### TASK DETAILS
Each line of the records containing "this" is to be copied out and returned.

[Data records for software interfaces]
★ ★ ★ ★ ★ ★ ★
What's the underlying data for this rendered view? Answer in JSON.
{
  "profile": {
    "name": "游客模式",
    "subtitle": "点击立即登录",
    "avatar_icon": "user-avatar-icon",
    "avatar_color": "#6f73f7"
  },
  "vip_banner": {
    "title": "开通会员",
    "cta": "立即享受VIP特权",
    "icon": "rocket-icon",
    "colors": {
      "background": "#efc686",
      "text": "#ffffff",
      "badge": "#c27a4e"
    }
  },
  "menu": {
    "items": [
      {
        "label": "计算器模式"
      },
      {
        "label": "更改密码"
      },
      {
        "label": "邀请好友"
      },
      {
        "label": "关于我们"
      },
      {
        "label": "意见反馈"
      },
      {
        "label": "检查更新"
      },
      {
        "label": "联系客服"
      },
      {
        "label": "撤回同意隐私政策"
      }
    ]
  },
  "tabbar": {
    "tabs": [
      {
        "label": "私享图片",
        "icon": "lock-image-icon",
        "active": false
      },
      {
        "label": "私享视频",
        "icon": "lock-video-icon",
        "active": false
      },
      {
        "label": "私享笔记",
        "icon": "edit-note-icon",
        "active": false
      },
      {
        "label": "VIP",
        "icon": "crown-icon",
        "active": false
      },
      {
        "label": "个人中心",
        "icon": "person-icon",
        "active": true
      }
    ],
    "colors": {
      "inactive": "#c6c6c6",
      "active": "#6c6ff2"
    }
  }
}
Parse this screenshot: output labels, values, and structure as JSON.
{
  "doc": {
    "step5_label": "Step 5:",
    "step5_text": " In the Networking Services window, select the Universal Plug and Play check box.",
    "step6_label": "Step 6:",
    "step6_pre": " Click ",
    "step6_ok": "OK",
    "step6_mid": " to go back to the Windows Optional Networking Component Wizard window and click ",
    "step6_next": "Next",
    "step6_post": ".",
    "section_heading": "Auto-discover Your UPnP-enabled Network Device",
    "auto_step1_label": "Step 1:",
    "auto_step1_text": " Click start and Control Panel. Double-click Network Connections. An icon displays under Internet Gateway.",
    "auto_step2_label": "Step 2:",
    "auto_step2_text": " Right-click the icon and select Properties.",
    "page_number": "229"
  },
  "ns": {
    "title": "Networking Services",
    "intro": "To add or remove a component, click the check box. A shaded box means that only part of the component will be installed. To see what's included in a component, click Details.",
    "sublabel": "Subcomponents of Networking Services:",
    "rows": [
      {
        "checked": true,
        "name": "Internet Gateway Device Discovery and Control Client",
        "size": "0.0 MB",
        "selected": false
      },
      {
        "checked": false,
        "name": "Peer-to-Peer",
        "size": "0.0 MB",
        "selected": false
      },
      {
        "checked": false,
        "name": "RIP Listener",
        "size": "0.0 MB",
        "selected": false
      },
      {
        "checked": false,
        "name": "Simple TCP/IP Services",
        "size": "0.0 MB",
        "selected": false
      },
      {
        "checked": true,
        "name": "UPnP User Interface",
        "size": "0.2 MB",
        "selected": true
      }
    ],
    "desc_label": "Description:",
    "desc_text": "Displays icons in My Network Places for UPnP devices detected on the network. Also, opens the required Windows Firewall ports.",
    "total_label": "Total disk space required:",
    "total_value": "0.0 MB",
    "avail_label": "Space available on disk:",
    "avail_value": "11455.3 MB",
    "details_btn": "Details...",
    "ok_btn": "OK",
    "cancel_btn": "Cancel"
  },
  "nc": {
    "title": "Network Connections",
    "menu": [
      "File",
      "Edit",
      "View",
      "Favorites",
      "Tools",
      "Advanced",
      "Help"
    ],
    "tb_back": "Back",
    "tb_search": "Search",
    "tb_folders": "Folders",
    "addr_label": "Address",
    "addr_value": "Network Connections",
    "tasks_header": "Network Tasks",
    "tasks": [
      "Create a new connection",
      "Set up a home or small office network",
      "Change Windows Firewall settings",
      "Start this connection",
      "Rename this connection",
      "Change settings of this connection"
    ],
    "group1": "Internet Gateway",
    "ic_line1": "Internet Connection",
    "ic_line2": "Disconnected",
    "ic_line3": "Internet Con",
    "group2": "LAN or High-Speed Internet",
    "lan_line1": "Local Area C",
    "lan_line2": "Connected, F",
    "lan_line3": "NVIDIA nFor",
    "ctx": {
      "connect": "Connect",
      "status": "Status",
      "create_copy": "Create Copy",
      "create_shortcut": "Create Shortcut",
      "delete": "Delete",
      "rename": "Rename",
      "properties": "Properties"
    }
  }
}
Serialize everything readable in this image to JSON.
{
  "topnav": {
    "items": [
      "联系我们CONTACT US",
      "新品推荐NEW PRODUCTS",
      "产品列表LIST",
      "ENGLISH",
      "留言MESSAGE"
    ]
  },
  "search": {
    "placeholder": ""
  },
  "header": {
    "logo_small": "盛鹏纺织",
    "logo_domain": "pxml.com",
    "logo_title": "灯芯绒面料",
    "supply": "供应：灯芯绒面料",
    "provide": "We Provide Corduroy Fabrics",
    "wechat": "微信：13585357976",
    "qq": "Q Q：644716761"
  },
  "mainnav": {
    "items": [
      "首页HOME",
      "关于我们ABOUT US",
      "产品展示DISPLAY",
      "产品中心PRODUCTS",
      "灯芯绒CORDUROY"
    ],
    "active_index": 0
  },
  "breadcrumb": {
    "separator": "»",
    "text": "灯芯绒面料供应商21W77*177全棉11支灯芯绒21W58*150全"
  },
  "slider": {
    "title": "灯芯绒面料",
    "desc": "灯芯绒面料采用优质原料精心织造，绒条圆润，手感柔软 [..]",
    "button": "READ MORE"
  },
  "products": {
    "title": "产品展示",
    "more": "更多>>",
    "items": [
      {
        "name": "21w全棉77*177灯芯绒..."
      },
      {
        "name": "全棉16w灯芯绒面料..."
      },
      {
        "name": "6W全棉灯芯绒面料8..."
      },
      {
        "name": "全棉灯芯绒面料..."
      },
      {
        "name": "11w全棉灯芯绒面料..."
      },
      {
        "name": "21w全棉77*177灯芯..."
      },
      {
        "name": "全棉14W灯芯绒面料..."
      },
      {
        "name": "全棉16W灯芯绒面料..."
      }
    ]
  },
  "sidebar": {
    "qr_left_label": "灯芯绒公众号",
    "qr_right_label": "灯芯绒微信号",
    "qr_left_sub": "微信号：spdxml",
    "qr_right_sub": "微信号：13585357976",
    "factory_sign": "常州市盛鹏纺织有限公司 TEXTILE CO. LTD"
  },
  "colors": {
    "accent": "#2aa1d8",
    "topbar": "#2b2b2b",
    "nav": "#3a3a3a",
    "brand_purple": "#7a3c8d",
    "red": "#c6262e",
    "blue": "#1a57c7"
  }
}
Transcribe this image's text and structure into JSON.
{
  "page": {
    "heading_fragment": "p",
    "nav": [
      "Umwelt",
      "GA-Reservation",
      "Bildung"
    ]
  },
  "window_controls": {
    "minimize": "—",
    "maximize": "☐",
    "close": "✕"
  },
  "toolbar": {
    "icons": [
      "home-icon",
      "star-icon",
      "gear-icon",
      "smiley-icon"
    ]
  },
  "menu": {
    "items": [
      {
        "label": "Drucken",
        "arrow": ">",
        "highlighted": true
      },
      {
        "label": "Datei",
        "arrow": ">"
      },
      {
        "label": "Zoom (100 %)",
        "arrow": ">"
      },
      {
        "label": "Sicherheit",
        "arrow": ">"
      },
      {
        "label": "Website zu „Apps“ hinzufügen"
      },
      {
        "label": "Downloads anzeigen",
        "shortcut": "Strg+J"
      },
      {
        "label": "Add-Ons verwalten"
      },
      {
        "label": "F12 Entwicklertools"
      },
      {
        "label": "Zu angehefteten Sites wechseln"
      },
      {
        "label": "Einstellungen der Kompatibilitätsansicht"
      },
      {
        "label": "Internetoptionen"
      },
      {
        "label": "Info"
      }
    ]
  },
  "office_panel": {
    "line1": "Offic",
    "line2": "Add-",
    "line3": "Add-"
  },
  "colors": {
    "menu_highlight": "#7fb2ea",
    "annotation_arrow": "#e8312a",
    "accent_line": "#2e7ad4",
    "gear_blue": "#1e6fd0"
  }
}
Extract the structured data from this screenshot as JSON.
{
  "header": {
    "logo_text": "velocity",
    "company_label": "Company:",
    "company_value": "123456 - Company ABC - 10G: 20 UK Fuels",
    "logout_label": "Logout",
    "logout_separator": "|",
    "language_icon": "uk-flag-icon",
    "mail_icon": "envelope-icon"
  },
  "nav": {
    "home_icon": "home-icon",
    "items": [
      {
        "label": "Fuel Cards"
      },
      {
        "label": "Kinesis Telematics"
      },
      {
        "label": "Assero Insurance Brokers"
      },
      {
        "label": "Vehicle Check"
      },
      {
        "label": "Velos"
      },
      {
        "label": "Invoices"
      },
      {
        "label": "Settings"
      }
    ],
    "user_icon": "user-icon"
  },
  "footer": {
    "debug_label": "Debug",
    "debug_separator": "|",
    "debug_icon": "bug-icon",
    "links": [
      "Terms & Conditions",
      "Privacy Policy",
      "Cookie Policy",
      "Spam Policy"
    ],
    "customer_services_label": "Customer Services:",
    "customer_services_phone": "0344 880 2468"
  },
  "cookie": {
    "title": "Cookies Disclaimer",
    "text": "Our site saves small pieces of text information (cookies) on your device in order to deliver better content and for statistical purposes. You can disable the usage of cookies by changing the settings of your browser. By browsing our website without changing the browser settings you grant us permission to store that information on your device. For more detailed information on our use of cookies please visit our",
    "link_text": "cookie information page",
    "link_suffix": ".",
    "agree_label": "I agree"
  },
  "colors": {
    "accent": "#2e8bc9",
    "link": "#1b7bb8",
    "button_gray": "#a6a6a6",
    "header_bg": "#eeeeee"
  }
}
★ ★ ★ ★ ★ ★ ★
### TASK OUTPUT
What's the underlying data for this rendered view? Answer in JSON.
Parse this screenshot: output labels, values, and structure as JSON.
      "Start this connection",
      "Rename this connection",
      "Change settings of this connection"
Serialize everything readable in this image to JSON.
Transcribe this image's text and structure into JSON.
Extract the structured data from this screenshot as JSON.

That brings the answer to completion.